Several council members pointed a finger back at Moloney for standing in the way of a traffic solution that could provide new housing — including a voluntary 10% of the units designated as “affordable.” There is no requirement to do so because the property isn’t in a zone to qualify for what have become routine city property-tax abatements for similar buildings. For six months, they have pushed for the parks district to sell an easement allowing for the one-way entrance to accommodate two-way traffic.

Moloney said he’s prohibited by state law from negotiating the transfer of parkland to private developers, a notion that Council member Rob Dorans questioned. Dorans cited numerous easements the park district has granted over the years, including some to privately owned utilities.

Moloney said those easements were for the public good, and that a transfer can’t be for a use inconsistent with the public purpose for acquiring the land. In this case, he said, that would be for a private driveway to service a privately owned apartment complex.

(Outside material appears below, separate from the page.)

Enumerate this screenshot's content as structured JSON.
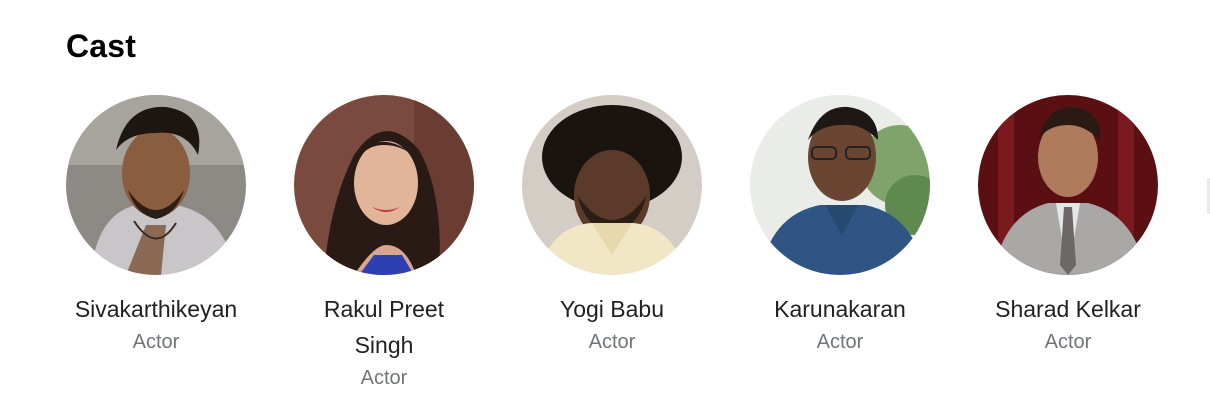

However, The Dispatch reported last year that in 2017 Moloney backed a proposal to sell a parcel in the center of Clear Creek Metro Park that was the site of a stone mansion on a secluded wooded lake. The Metro Parks had acquired that land from a donor who specified in her will that it be forever held as a public nature preserve.

Reached Tuesday, Moloney said with Clear Creek the district was trying to dispose of a house that wasn’t being used, whereas with Scioto Audubon it is trying to not disturb sections of a new park that is being used by thousands of visitors.

“I did not like how I was treated last night,” he said. “…Metro Parks really isn’t part of the housing solution. We’re in the park business,” adding that the city put a deed restriction when the district initially obtained the land stating that it can only be used as parkland or the title returns to the city.

Dispute centers on dog park land

“This is a brownfield, a toxic property that is adding nothing in its current state,” Dorans said Monday of the Downtown property. He noted that the parcel in question, which hugs railroad tracks on the east side of the park, will require extensive environmental cleanup by owner Zimmer Development, of Wilmington, North Carolina, which is proposing the 750-unit apartment complex.

Moloney told city council that the land needed for the new driveway to connect Whittier Street with three, new seven-story structures would be carved from a new dog park at Scioto Audubon, which he said would be overwhelmed by residents from the new complex.